Stored dataset items:
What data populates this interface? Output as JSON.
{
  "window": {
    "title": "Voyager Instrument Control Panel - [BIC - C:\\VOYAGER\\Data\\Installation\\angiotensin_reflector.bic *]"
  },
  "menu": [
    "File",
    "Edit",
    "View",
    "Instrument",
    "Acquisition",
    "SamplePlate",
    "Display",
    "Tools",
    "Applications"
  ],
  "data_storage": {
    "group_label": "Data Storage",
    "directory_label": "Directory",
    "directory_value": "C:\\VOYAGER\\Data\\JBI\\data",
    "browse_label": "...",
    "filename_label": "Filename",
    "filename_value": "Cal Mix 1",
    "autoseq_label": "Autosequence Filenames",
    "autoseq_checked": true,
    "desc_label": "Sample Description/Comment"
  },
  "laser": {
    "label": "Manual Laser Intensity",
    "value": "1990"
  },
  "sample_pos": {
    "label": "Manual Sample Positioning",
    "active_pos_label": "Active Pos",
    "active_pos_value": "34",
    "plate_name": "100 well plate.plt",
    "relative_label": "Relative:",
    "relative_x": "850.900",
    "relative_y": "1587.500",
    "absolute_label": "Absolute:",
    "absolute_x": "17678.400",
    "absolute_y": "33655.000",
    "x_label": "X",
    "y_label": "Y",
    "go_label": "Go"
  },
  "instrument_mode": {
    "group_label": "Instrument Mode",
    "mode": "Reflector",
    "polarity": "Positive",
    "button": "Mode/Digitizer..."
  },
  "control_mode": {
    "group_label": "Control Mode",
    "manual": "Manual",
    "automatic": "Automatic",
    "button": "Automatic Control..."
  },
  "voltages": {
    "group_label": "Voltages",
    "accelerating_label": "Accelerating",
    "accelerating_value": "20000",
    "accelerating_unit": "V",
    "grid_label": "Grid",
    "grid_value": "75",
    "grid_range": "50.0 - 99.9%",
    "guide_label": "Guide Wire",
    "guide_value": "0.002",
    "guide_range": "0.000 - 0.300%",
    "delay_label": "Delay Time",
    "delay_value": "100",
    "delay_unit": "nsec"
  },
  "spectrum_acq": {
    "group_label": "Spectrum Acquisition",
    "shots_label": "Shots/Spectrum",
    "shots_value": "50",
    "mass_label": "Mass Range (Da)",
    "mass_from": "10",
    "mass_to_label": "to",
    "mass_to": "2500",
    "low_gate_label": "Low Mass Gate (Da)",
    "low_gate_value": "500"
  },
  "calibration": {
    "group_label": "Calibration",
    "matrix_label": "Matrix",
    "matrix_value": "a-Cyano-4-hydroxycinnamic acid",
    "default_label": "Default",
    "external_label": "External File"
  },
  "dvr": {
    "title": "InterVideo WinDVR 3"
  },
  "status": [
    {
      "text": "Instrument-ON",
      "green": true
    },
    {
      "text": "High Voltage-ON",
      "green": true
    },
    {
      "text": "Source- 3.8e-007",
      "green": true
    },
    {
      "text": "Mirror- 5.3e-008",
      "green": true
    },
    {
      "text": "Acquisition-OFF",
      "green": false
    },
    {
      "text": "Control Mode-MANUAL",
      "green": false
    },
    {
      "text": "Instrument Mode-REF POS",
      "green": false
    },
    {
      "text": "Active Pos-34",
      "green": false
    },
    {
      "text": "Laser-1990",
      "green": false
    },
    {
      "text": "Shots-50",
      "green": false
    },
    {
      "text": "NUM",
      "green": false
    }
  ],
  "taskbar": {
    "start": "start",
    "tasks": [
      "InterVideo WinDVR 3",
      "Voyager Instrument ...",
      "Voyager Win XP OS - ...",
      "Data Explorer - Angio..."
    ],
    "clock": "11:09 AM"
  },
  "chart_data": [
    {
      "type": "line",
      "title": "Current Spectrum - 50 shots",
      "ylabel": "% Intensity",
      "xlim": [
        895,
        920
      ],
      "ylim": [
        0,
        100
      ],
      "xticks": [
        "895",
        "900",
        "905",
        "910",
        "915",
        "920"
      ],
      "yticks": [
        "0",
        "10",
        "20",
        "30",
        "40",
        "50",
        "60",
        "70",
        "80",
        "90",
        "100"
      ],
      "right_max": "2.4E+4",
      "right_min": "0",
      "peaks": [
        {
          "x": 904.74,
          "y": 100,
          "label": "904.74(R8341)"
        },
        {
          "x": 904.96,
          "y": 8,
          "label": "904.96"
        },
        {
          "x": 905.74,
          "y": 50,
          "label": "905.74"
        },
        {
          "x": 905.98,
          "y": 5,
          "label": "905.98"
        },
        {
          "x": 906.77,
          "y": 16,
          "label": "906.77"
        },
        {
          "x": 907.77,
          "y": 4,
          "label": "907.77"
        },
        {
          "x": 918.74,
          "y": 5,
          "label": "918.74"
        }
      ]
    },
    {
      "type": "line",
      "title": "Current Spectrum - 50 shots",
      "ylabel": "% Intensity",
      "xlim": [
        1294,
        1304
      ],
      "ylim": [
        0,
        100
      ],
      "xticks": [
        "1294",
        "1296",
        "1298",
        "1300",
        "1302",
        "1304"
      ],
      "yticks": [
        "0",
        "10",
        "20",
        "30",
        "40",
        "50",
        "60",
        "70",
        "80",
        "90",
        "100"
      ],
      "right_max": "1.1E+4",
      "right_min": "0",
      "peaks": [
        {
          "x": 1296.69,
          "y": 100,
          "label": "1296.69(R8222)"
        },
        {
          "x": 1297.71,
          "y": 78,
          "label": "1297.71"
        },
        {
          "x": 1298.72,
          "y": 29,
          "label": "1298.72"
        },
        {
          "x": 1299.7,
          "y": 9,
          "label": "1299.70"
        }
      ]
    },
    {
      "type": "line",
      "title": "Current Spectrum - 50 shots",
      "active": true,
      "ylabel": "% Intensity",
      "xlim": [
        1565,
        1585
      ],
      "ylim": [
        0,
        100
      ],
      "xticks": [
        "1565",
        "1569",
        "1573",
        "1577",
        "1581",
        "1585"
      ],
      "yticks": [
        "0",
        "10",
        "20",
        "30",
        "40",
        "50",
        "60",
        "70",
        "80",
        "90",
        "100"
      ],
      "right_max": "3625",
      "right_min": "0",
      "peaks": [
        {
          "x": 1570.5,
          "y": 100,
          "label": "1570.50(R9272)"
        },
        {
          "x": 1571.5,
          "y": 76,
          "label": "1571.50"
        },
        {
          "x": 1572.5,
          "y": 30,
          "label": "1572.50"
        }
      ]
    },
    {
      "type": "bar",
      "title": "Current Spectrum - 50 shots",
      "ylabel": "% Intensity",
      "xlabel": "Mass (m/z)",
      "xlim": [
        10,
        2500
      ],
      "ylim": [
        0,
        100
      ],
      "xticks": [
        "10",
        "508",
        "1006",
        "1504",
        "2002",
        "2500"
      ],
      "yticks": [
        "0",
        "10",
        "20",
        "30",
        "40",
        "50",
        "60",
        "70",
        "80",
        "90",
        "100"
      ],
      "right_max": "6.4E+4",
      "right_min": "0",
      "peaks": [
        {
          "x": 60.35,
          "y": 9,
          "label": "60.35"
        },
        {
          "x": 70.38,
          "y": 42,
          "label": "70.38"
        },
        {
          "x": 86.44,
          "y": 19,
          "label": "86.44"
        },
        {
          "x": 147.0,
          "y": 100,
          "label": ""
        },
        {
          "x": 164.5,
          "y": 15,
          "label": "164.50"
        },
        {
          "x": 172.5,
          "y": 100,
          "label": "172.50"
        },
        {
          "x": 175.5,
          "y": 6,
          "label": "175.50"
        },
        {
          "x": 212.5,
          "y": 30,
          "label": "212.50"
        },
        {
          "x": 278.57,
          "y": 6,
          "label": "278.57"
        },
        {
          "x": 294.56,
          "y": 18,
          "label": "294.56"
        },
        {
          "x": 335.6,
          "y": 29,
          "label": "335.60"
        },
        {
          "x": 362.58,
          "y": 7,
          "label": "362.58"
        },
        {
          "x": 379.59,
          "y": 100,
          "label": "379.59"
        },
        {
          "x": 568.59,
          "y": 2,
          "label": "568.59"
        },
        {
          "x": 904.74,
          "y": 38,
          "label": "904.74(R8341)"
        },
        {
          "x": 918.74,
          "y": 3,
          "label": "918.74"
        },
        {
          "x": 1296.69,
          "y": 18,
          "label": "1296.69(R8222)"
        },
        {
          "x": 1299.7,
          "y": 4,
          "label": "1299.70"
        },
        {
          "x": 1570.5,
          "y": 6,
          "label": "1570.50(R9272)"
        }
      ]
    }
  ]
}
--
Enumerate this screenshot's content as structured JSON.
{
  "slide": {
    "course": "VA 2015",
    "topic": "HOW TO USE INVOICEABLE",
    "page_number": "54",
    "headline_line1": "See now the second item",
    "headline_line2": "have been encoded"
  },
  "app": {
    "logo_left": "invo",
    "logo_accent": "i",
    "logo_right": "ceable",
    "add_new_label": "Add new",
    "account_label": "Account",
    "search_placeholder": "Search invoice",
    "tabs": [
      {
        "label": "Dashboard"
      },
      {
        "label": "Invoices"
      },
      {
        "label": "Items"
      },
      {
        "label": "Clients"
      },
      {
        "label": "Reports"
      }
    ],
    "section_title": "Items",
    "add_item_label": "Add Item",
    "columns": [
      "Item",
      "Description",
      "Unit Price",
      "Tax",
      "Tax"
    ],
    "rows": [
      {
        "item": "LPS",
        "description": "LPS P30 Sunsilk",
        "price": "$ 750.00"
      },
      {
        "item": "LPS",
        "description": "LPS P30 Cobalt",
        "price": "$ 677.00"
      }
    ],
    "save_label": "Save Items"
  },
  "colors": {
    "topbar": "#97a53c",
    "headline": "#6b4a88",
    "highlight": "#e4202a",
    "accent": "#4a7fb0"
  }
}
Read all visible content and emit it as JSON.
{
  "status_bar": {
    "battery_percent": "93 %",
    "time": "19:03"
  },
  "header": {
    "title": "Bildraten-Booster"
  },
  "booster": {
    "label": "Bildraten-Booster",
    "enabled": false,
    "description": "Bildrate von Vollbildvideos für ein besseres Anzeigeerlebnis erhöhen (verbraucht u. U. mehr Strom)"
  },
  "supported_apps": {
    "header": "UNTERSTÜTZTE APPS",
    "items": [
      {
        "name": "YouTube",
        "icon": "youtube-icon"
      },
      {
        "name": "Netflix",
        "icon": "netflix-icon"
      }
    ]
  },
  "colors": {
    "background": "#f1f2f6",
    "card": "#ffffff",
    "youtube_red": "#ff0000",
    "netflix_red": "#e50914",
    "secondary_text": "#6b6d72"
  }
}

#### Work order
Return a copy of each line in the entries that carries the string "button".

#### Task answer
    "button": "Mode/Digitizer..."
    "button": "Automatic Control..."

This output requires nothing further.